Peter Johnston also talked about engagement. He and Gay Ivey have recently completed a study of eighth graders' levels of engagement when they are allowed to choose books for independent reading. Johnston and Ivey discovered that these students not only became better readers, but also experience other benefits, including more positive social skills, have larger social networks and are viewed more positively by peers.
David Harrison shared decades, actually almost half a century, of his life as a poet. Harrison suggested that children become poets and develop a sense of language inside the womb, when they listen to their mother's heart beat and the gurgling noises inside their mother's bodies. So cool to think that children are born with a sense of poetry.

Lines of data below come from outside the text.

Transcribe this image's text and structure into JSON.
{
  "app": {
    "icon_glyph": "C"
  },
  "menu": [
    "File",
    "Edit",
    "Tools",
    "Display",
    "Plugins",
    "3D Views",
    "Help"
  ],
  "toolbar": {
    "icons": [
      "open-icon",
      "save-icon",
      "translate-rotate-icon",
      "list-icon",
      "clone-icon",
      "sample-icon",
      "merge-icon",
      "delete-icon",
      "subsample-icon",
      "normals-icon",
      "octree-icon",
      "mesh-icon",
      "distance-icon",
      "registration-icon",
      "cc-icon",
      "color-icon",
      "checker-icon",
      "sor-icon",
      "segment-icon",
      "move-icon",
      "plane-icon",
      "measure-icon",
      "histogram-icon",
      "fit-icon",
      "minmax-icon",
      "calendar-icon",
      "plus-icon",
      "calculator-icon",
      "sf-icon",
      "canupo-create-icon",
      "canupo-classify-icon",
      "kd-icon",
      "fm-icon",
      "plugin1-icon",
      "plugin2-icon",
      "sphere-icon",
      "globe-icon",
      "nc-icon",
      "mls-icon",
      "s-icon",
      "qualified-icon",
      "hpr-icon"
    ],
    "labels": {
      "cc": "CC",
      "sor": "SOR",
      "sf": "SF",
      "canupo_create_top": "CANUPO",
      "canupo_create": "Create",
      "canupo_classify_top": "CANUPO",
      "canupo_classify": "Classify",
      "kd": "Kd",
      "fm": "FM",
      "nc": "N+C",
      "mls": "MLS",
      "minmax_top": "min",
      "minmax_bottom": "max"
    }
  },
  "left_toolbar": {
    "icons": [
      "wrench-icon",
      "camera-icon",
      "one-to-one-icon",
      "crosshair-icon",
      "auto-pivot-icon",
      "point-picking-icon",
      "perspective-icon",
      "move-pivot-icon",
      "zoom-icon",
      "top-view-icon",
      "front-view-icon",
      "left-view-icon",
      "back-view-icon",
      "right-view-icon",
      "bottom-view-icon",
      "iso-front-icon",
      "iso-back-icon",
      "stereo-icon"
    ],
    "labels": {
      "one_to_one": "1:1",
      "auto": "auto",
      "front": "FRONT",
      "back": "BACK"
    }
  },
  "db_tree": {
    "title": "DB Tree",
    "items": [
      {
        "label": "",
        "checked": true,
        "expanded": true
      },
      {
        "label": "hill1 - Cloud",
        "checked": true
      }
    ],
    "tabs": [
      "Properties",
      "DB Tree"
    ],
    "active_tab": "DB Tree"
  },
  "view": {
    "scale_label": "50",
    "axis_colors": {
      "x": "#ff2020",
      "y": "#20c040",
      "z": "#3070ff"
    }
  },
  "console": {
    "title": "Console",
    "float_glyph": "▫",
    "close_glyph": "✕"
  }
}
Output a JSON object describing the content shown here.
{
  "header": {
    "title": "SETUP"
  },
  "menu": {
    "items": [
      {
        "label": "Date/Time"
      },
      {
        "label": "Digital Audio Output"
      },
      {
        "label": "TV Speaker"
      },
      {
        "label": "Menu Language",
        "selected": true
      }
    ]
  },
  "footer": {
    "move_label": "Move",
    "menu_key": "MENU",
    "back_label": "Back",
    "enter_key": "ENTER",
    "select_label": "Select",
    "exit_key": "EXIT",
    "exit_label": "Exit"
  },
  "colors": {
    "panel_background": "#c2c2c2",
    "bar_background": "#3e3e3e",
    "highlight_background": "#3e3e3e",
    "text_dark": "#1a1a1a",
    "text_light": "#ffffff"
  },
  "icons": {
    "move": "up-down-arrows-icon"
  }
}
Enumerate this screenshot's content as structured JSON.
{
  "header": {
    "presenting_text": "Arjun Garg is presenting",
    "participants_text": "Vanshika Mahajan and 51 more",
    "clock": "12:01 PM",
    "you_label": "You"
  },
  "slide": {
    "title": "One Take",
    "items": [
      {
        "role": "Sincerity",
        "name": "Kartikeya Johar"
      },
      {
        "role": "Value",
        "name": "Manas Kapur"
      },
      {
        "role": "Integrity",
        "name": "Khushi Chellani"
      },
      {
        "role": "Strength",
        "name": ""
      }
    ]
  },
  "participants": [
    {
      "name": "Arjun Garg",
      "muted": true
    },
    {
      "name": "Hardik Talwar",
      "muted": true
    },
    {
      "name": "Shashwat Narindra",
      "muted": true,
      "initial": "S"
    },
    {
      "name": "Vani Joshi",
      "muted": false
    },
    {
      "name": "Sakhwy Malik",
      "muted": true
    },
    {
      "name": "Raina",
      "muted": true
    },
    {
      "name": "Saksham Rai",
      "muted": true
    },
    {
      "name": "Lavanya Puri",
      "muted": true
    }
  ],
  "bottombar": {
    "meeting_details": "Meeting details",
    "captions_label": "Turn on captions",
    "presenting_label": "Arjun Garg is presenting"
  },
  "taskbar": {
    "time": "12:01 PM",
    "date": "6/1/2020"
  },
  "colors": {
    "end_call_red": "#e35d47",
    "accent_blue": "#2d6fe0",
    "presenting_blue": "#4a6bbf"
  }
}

Doug Frey gave a fascinating talk about his experiences as a reader, when he went back to school to study the brain. Frey got into a class where he was way, way, way over his head and drew on prior experiences as a learner- hunting down easier texts, finding videos on YouTube, using a styrofoam head created by his partner, Nancy Fisher, and buying meals for other students so they would study with him.
Frey also had really interesting things to say about close reading, text complexity and text dependent questions. He used primary texts by Chief Seattle and by Dwight Eisenhower, right before D Day. Wow.
Finally, I heard Donalyn Miller, who is always brilliant. Donalyn talked about the habits of lifelong readers. She said several things that I will be thinking about for a long time.-->
- If kids are readers while they are in our classroom, but don't sustain that habit after they leave us, we have not really helped them. They need to sustain that habit indpendently.
And besides all of this great thinking, I had the opportunity to reconnect with a number of colleagues and friends. I laughed with Lori Conrad about how much easier life was when we used overheads (am I dating myself). I had coffee with Claudia, who hired me to work in the Denver Public Schools. I sat with Missy Matthews, who was in some of the very first graduate classes I ever taught at UCD and is now a high mucky in a close by school district. I got to talk to folks who served with me when I was on the Executive Board at CCIRA. And so many others…
- If we are helping kids find books in October, that’s scaffolding, if we are still doing that in April, it’s dependence.
Tonight I'm celebrating a terrific three days of learning and connection and rejuvenation.
Head over to Ruth Ayres' blog for a lot more celebrations.